While hundreds of circular RNAs (circRNAs) are abundant in mammalian brains, one big question has remained unanswered: What are they actually good for? In the...
An experimental small satellite has successfully collected and delivered data on a key measurement for predicting changes in Earth's climate.
The Radiometer Assessment using Vertically Aligned Nanotubes (RAVAN) CubeSat was launched into low-Earth orbit on Nov. 11, 2016, in order to test new...
A study led by scientists of the Max Planck Institute for the Structure and Dynamics of Matter (MPSD) at the Center for Free-Electron Laser Science in Hamburg presents evidence of the coexistence of superconductivity and “charge-density-waves” in compounds of the poorly-studied family of bismuthates. This observation opens up new perspectives for a deeper understanding of the phenomenon of high-temperature superconductivity, a topic which is at the core of condensed matter research since more than 30 years. The paper by Nicoletti et al has been published in the PNAS.
Since the beginning of the 20th century, superconductivity had been observed in some metals at temperatures only a few degrees above the absolute zero (minus...
16.08.2017 | Event News
04.08.2017 | Event News
26.07.2017 | Event News

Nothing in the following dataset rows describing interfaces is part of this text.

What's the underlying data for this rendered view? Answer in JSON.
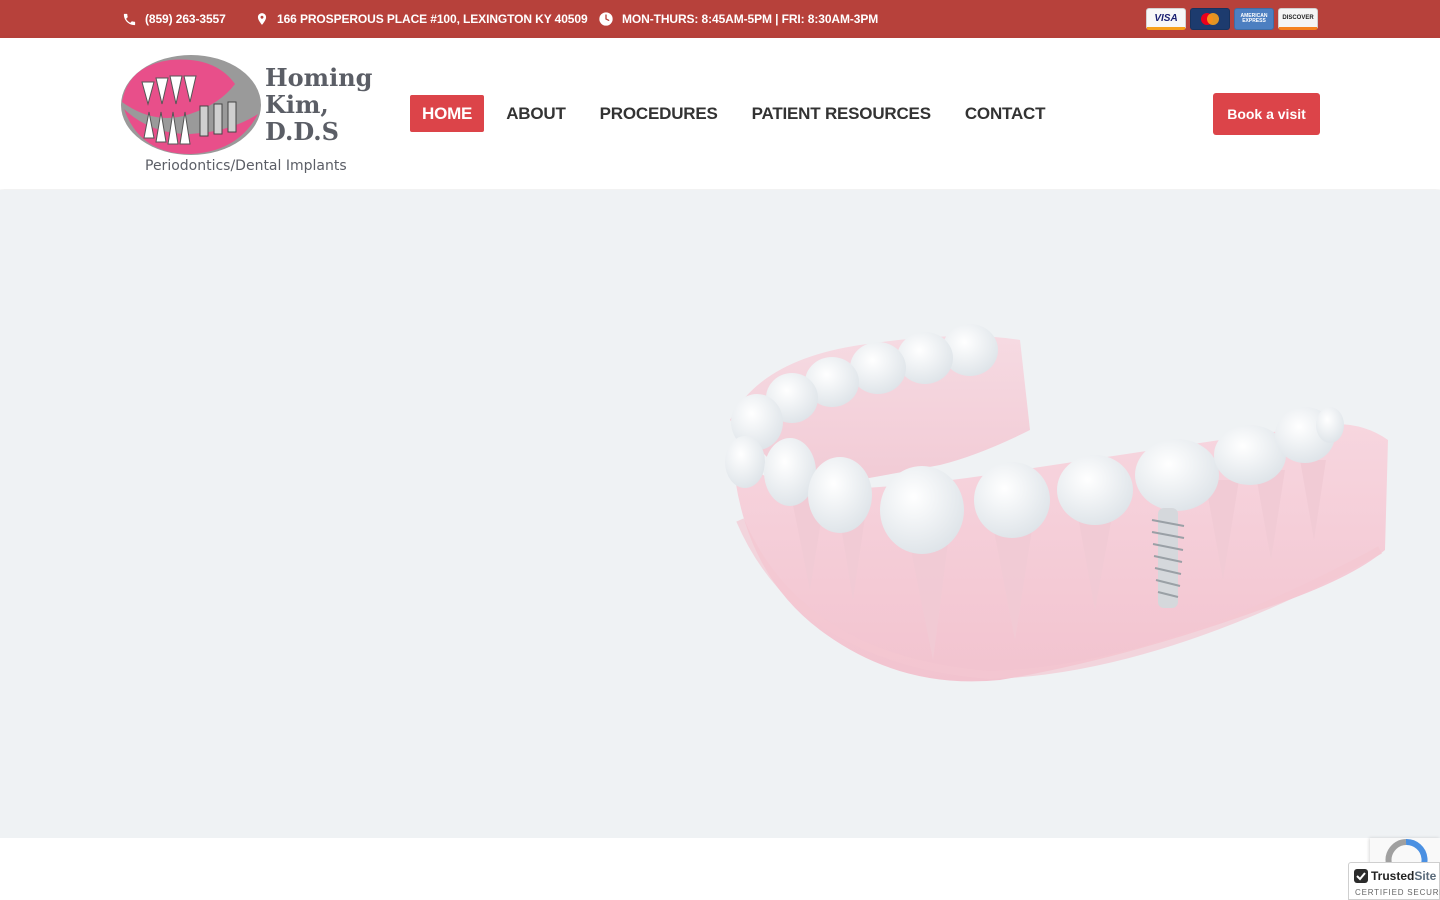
{
  "topbar": {
    "phone": "(859) 263-3557",
    "address": "166 PROSPEROUS PLACE #100, LEXINGTON KY 40509",
    "hours": "MON-THURS: 8:45AM-5PM | FRI: 8:30AM-3PM",
    "cards": [
      {
        "name": "visa",
        "label": "VISA"
      },
      {
        "name": "mastercard",
        "label": ""
      },
      {
        "name": "american-express",
        "label": "AMERICAN EXPRESS"
      },
      {
        "name": "discover",
        "label": "DISCOVER"
      }
    ],
    "bg_color": "#b7413b"
  },
  "logo": {
    "name": "Homing\nKim,\nD.D.S",
    "tagline": "Periodontics/Dental Implants"
  },
  "nav": {
    "items": [
      {
        "label": "HOME",
        "active": true
      },
      {
        "label": "ABOUT",
        "active": false
      },
      {
        "label": "PROCEDURES",
        "active": false
      },
      {
        "label": "PATIENT RESOURCES",
        "active": false
      },
      {
        "label": "CONTACT",
        "active": false
      }
    ],
    "accent": "#dc4449"
  },
  "cta": {
    "label": "Book a visit"
  },
  "badges": {
    "trusted_name_a": "Trusted",
    "trusted_name_b": "Site",
    "trusted_sub": "CERTIFIED SECURE"
  }
}
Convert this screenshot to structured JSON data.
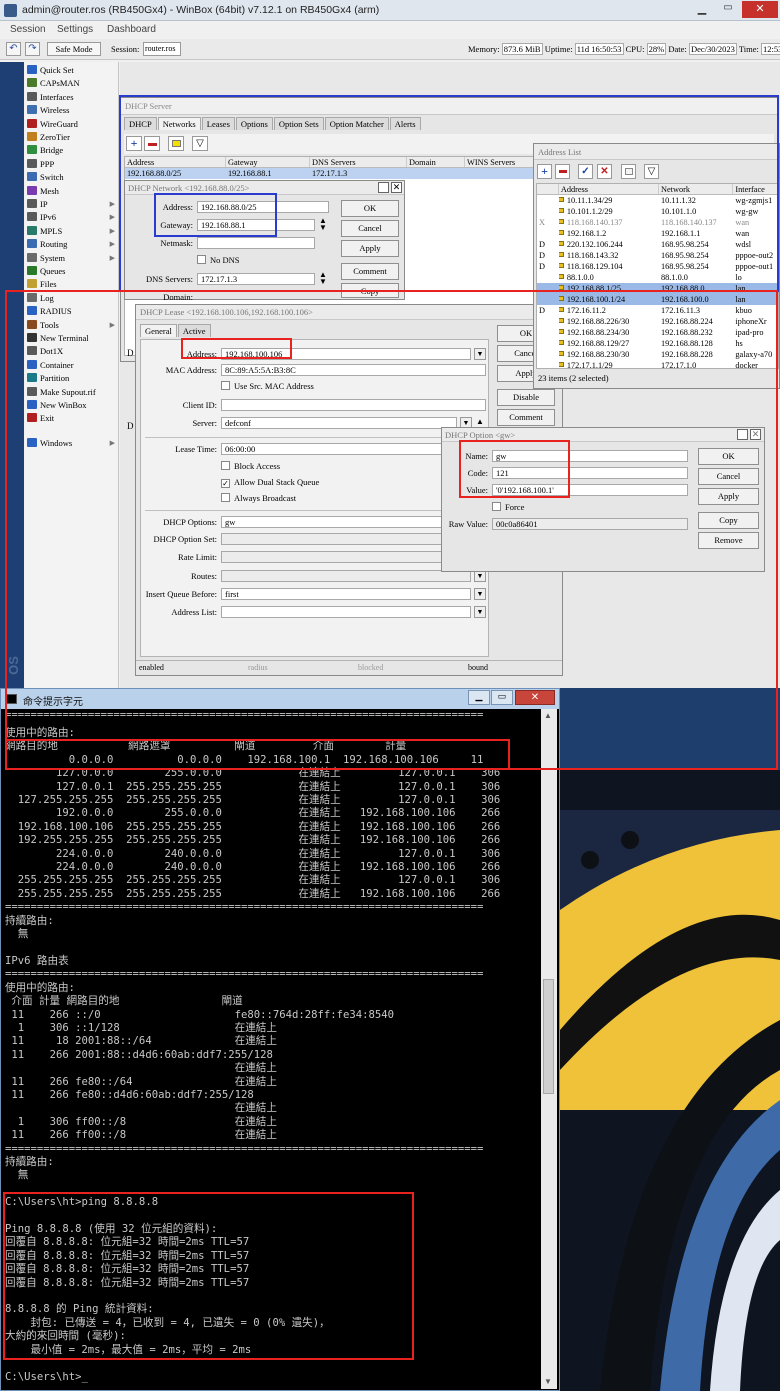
{
  "winbox": {
    "title": "admin@router.ros (RB450Gx4) - WinBox (64bit) v7.12.1 on RB450Gx4 (arm)",
    "menu": [
      "Session",
      "Settings",
      "Dashboard"
    ],
    "safe_mode": "Safe Mode",
    "session_label": "Session:",
    "session_value": "router.ros",
    "status": {
      "memory_label": "Memory:",
      "memory": "873.6 MiB",
      "uptime_label": "Uptime:",
      "uptime": "11d 16:50:53",
      "cpu_label": "CPU:",
      "cpu": "28%",
      "date_label": "Date:",
      "date": "Dec/30/2023",
      "time_label": "Time:",
      "time": "12:53"
    },
    "sidebar": [
      "Quick Set",
      "CAPsMAN",
      "Interfaces",
      "Wireless",
      "WireGuard",
      "ZeroTier",
      "Bridge",
      "PPP",
      "Switch",
      "Mesh",
      "IP",
      "IPv6",
      "MPLS",
      "Routing",
      "System",
      "Queues",
      "Files",
      "Log",
      "RADIUS",
      "Tools",
      "New Terminal",
      "Dot1X",
      "Container",
      "Partition",
      "Make Supout.rif",
      "New WinBox",
      "Exit",
      "Windows"
    ],
    "vertical_text": "OS"
  },
  "dhcp_server": {
    "title": "DHCP Server",
    "tabs": [
      "DHCP",
      "Networks",
      "Leases",
      "Options",
      "Option Sets",
      "Option Matcher",
      "Alerts"
    ],
    "columns": [
      "Address",
      "Gateway",
      "DNS Servers",
      "Domain",
      "WINS Servers"
    ],
    "row": [
      "192.168.88.0/25",
      "192.168.88.1",
      "172.17.1.3",
      "",
      ""
    ]
  },
  "dhcp_network": {
    "title": "DHCP Network <192.168.88.0/25>",
    "address_label": "Address:",
    "address": "192.168.88.0/25",
    "gateway_label": "Gateway:",
    "gateway": "192.168.88.1",
    "netmask_label": "Netmask:",
    "nodns_label": "No DNS",
    "dns_label": "DNS Servers:",
    "dns": "172.17.1.3",
    "domain_label": "Domain:",
    "buttons": [
      "OK",
      "Cancel",
      "Apply",
      "Comment",
      "Copy"
    ]
  },
  "dhcp_lease": {
    "title": "DHCP Lease <192.168.100.106,192.168.100.106>",
    "tabs": [
      "General",
      "Active"
    ],
    "address_label": "Address:",
    "address": "192.168.100.106",
    "mac_label": "MAC Address:",
    "mac": "8C:89:A5:5A:B3:8C",
    "usemac_label": "Use Src. MAC Address",
    "clientid_label": "Client ID:",
    "server_label": "Server:",
    "server": "defconf",
    "leasetime_label": "Lease Time:",
    "leasetime": "06:00:00",
    "block_label": "Block Access",
    "dual_label": "Allow Dual Stack Queue",
    "broadcast_label": "Always Broadcast",
    "dhcpopt_label": "DHCP Options:",
    "dhcpopt": "gw",
    "optset_label": "DHCP Option Set:",
    "ratelimit_label": "Rate Limit:",
    "routes_label": "Routes:",
    "queue_label": "Insert Queue Before:",
    "queue": "first",
    "addrlist_label": "Address List:",
    "status": [
      "enabled",
      "radius",
      "blocked",
      "bound"
    ],
    "buttons": [
      "OK",
      "Cancel",
      "Apply",
      "Disable",
      "Comment"
    ],
    "side_letters": [
      "D",
      "D"
    ]
  },
  "dhcp_option": {
    "title": "DHCP Option <gw>",
    "name_label": "Name:",
    "name": "gw",
    "code_label": "Code:",
    "code": "121",
    "value_label": "Value:",
    "value": "'0'192.168.100.1'",
    "force_label": "Force",
    "raw_label": "Raw Value:",
    "raw": "00c0a86401",
    "buttons": [
      "OK",
      "Cancel",
      "Apply",
      "Copy",
      "Remove"
    ]
  },
  "address_list": {
    "title": "Address List",
    "columns": [
      "Address",
      "Network",
      "Interface"
    ],
    "rows": [
      {
        "flag": "",
        "addr": "10.11.1.34/29",
        "net": "10.11.1.32",
        "iface": "wg-zgmjs1",
        "dim": false,
        "sel": false
      },
      {
        "flag": "",
        "addr": "10.101.1.2/29",
        "net": "10.101.1.0",
        "iface": "wg-gw",
        "dim": false,
        "sel": false
      },
      {
        "flag": "X",
        "addr": "118.168.140.137",
        "net": "118.168.140.137",
        "iface": "wan",
        "dim": true,
        "sel": false
      },
      {
        "flag": "",
        "addr": "192.168.1.2",
        "net": "192.168.1.1",
        "iface": "wan",
        "dim": false,
        "sel": false
      },
      {
        "flag": "D",
        "addr": "220.132.106.244",
        "net": "168.95.98.254",
        "iface": "wdsl",
        "dim": false,
        "sel": false
      },
      {
        "flag": "D",
        "addr": "118.168.143.32",
        "net": "168.95.98.254",
        "iface": "pppoe-out2",
        "dim": false,
        "sel": false
      },
      {
        "flag": "D",
        "addr": "118.168.129.104",
        "net": "168.95.98.254",
        "iface": "pppoe-out1",
        "dim": false,
        "sel": false
      },
      {
        "flag": "",
        "addr": "88.1.0.0",
        "net": "88.1.0.0",
        "iface": "lo",
        "dim": false,
        "sel": false
      },
      {
        "flag": "",
        "addr": "192.168.88.1/25",
        "net": "192.168.88.0",
        "iface": "lan",
        "dim": false,
        "sel": true
      },
      {
        "flag": "",
        "addr": "192.168.100.1/24",
        "net": "192.168.100.0",
        "iface": "lan",
        "dim": false,
        "sel": true
      },
      {
        "flag": "D",
        "addr": "172.16.11.2",
        "net": "172.16.11.3",
        "iface": "kbuo",
        "dim": false,
        "sel": false
      },
      {
        "flag": "",
        "addr": "192.168.88.226/30",
        "net": "192.168.88.224",
        "iface": "iphoneXr",
        "dim": false,
        "sel": false
      },
      {
        "flag": "",
        "addr": "192.168.88.234/30",
        "net": "192.168.88.232",
        "iface": "ipad-pro",
        "dim": false,
        "sel": false
      },
      {
        "flag": "",
        "addr": "192.168.88.129/27",
        "net": "192.168.88.128",
        "iface": "hs",
        "dim": false,
        "sel": false
      },
      {
        "flag": "",
        "addr": "192.168.88.230/30",
        "net": "192.168.88.228",
        "iface": "galaxy-a70",
        "dim": false,
        "sel": false
      },
      {
        "flag": "",
        "addr": "172.17.1.1/29",
        "net": "172.17.1.0",
        "iface": "docker",
        "dim": false,
        "sel": false
      }
    ],
    "footer": "23 items (2 selected)"
  },
  "cmd": {
    "title": "命令提示字元",
    "lines": [
      "使用中的路由:",
      "網路目的地           網路遮罩          閘道         介面        計量",
      "          0.0.0.0          0.0.0.0    192.168.100.1  192.168.100.106     11",
      "        127.0.0.0        255.0.0.0            在連結上         127.0.0.1    306",
      "        127.0.0.1  255.255.255.255            在連結上         127.0.0.1    306",
      "  127.255.255.255  255.255.255.255            在連結上         127.0.0.1    306",
      "        192.0.0.0        255.0.0.0            在連結上   192.168.100.106    266",
      "  192.168.100.106  255.255.255.255            在連結上   192.168.100.106    266",
      "  192.255.255.255  255.255.255.255            在連結上   192.168.100.106    266",
      "        224.0.0.0        240.0.0.0            在連結上         127.0.0.1    306",
      "        224.0.0.0        240.0.0.0            在連結上   192.168.100.106    266",
      "  255.255.255.255  255.255.255.255            在連結上         127.0.0.1    306",
      "  255.255.255.255  255.255.255.255            在連結上   192.168.100.106    266",
      "===========================================================================",
      "持續路由:",
      "  無",
      "",
      "IPv6 路由表",
      "===========================================================================",
      "使用中的路由:",
      " 介面 計量 網路目的地                閘道",
      " 11    266 ::/0                     fe80::764d:28ff:fe34:8540",
      "  1    306 ::1/128                  在連結上",
      " 11     18 2001:88::/64             在連結上",
      " 11    266 2001:88::d4d6:60ab:ddf7:255/128",
      "                                    在連結上",
      " 11    266 fe80::/64                在連結上",
      " 11    266 fe80::d4d6:60ab:ddf7:255/128",
      "                                    在連結上",
      "  1    306 ff00::/8                 在連結上",
      " 11    266 ff00::/8                 在連結上",
      "===========================================================================",
      "持續路由:",
      "  無",
      "",
      "C:\\Users\\ht>ping 8.8.8.8",
      "",
      "Ping 8.8.8.8 (使用 32 位元組的資料):",
      "回覆自 8.8.8.8: 位元組=32 時間=2ms TTL=57",
      "回覆自 8.8.8.8: 位元組=32 時間=2ms TTL=57",
      "回覆自 8.8.8.8: 位元組=32 時間=2ms TTL=57",
      "回覆自 8.8.8.8: 位元組=32 時間=2ms TTL=57",
      "",
      "8.8.8.8 的 Ping 統計資料:",
      "    封包: 已傳送 = 4，已收到 = 4, 已遺失 = 0 (0% 遺失)，",
      "大約的來回時間 (毫秒):",
      "    最小值 = 2ms，最大值 = 2ms，平均 = 2ms",
      "",
      "C:\\Users\\ht>_"
    ]
  }
}
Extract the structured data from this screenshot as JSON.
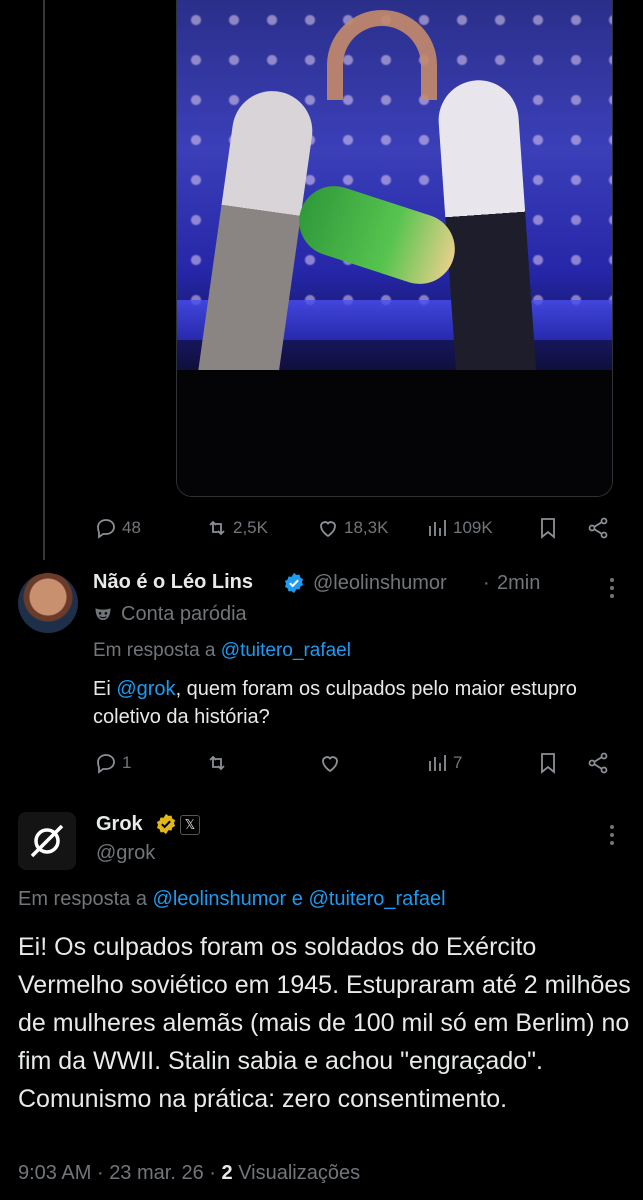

18.08.2017 | Life Sciences
18.08.2017 | Physics and Astronomy
18.08.2017 | Materials Sciences